Waterfall Photography Notes
Bell, HCA Manager of Design and Development and photographer (photo at
left taken by Sandy Bell)
My favourite time to photograph
waterfalls is on overcast or rainy days. This type of weather tends to
intensify colours and allow slower shutter speeds. Although you don’t
want too much rain that it turns your water to the colour of chocolate
milk. Remember you always get better lighting at the beginning and the
end of the day.
A tripod is an indispensable tool for
photographing waterfalls. This allows you to use slower shutter speeds
which are great for giving your waterfalls photographs a feeling of flow.
Shutter speeds of 1/15 to ¼ of a second will show the motion of the water

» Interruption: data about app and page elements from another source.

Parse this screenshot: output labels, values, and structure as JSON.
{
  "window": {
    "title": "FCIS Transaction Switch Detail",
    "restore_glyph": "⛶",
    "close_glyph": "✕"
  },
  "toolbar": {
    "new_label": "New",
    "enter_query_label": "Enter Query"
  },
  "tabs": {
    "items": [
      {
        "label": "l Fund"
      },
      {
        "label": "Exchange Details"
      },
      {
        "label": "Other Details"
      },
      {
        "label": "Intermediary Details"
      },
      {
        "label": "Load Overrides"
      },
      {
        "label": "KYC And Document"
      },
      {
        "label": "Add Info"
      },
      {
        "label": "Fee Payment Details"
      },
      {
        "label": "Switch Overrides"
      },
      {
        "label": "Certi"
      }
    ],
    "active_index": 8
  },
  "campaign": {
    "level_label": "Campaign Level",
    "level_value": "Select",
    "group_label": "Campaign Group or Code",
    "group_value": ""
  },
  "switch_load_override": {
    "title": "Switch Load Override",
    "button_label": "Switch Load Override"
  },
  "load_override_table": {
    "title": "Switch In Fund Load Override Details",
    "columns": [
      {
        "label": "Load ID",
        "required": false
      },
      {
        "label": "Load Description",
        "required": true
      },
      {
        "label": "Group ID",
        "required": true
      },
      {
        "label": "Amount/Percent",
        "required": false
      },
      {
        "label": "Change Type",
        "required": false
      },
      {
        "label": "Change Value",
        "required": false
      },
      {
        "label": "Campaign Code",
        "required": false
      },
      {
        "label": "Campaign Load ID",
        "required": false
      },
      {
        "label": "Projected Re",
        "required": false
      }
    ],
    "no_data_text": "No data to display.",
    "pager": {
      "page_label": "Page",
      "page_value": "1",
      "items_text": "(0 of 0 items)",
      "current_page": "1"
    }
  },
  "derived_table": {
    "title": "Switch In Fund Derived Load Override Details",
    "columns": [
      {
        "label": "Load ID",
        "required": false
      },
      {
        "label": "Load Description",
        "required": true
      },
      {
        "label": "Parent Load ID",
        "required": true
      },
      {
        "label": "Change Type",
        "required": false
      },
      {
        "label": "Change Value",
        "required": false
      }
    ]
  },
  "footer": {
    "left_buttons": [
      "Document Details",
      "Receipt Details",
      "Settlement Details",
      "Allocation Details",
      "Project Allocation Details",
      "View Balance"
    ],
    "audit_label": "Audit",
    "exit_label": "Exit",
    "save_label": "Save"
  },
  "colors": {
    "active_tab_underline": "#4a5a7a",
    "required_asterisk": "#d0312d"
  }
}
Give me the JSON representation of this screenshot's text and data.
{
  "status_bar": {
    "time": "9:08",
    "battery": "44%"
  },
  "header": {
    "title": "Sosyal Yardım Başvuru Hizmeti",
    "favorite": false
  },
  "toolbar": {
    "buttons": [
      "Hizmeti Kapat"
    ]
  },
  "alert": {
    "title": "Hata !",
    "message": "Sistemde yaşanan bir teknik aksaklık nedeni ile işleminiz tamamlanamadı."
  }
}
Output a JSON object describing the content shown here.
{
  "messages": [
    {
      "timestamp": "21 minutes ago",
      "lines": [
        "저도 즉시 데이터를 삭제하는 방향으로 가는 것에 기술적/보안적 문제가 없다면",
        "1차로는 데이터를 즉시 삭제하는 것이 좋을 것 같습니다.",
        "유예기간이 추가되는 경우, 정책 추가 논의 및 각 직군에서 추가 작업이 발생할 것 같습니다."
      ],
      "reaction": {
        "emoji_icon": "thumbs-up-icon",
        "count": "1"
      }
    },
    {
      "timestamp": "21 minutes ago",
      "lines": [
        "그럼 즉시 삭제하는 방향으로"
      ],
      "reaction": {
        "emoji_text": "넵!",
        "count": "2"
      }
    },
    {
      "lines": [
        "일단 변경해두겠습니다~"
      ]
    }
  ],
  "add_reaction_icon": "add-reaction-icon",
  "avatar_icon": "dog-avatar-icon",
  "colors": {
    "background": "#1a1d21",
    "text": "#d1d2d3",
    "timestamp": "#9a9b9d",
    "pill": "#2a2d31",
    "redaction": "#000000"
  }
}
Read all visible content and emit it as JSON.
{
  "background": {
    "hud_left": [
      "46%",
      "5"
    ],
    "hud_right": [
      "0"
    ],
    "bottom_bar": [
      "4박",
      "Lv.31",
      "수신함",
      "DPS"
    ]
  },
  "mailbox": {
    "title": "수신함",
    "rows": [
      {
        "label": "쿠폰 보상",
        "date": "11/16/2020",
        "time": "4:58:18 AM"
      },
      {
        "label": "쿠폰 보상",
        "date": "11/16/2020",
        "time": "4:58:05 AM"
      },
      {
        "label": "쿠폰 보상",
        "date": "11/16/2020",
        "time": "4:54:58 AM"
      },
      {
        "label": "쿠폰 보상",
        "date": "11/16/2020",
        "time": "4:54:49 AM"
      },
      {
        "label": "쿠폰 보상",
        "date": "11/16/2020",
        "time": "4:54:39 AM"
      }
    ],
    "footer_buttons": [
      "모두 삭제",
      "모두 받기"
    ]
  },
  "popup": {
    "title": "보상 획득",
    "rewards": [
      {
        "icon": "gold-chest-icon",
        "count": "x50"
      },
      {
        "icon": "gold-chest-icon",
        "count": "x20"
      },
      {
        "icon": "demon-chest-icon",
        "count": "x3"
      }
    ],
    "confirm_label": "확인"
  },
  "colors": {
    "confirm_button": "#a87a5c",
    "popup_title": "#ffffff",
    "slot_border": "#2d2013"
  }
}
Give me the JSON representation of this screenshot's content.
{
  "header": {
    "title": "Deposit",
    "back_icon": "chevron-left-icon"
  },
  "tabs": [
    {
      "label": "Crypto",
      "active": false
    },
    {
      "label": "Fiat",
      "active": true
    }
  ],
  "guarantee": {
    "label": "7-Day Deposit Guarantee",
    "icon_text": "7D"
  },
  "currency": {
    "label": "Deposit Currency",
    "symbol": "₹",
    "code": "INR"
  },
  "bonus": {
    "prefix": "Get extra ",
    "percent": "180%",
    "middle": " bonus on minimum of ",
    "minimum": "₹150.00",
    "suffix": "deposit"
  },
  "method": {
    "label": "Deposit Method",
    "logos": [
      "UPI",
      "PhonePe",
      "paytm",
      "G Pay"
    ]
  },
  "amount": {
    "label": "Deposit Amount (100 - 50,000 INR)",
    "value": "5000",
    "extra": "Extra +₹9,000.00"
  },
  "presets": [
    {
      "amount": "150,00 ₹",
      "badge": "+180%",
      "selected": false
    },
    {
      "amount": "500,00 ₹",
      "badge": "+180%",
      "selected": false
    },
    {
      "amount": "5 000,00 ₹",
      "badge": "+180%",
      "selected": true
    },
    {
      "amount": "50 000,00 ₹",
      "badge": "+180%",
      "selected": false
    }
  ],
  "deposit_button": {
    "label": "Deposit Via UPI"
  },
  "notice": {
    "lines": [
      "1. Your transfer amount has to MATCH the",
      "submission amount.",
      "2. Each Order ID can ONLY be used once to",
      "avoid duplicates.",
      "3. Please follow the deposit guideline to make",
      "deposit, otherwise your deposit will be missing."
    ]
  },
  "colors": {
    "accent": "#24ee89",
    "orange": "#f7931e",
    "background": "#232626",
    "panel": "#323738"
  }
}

much like our eyes see it. Shutter speeds of 1 second and slower will
give you that silky look that is favoured by many photographers including
myself. Don’t be afraid to use higher shutter speeds when you are working
on close-ups and want to freeze the water spray droplets in mid-air.
Photographing waterfalls in full sunlight can be very tricky due to
the brightness and contrast of the surroundings. Rather than rely solely
on your camera’s meter, try bracketing your exposure. With digital
cameras, this is very easy and by taking three or four pictures at
varying exposures you will ensure you have one that is properly exposed.
Another tool for photographing waterfalls is a polarizer filter. A
polarizer will help reduce reflections in the water and intensify colours.
Be sure to fully rotate the polarizer to see the effect it will have on
Aside from the technical approaches to photographing
waterfalls, think about your composition. If the sky is overcast or takes
away from the scene, minimize it. In fact, consider leaving it out of the
picture unless it adds to the scene. Look for different vantage points
from which to photograph. Do you want to shoot from the top or the
bottom? Don’t be afraid to try wide angle or telephoto lenses if that
adds to the picture. Try to include things that give scale to your
photograph so people can get a sense of the size of the waterfall.
However, remember you should only photograph from locations that are
safe for the photographer, since injuring yourself to get a good picture
is counter productive. In the same vein, please do not trample cliff side
plants or create new trails in your quest to find a great vantage point.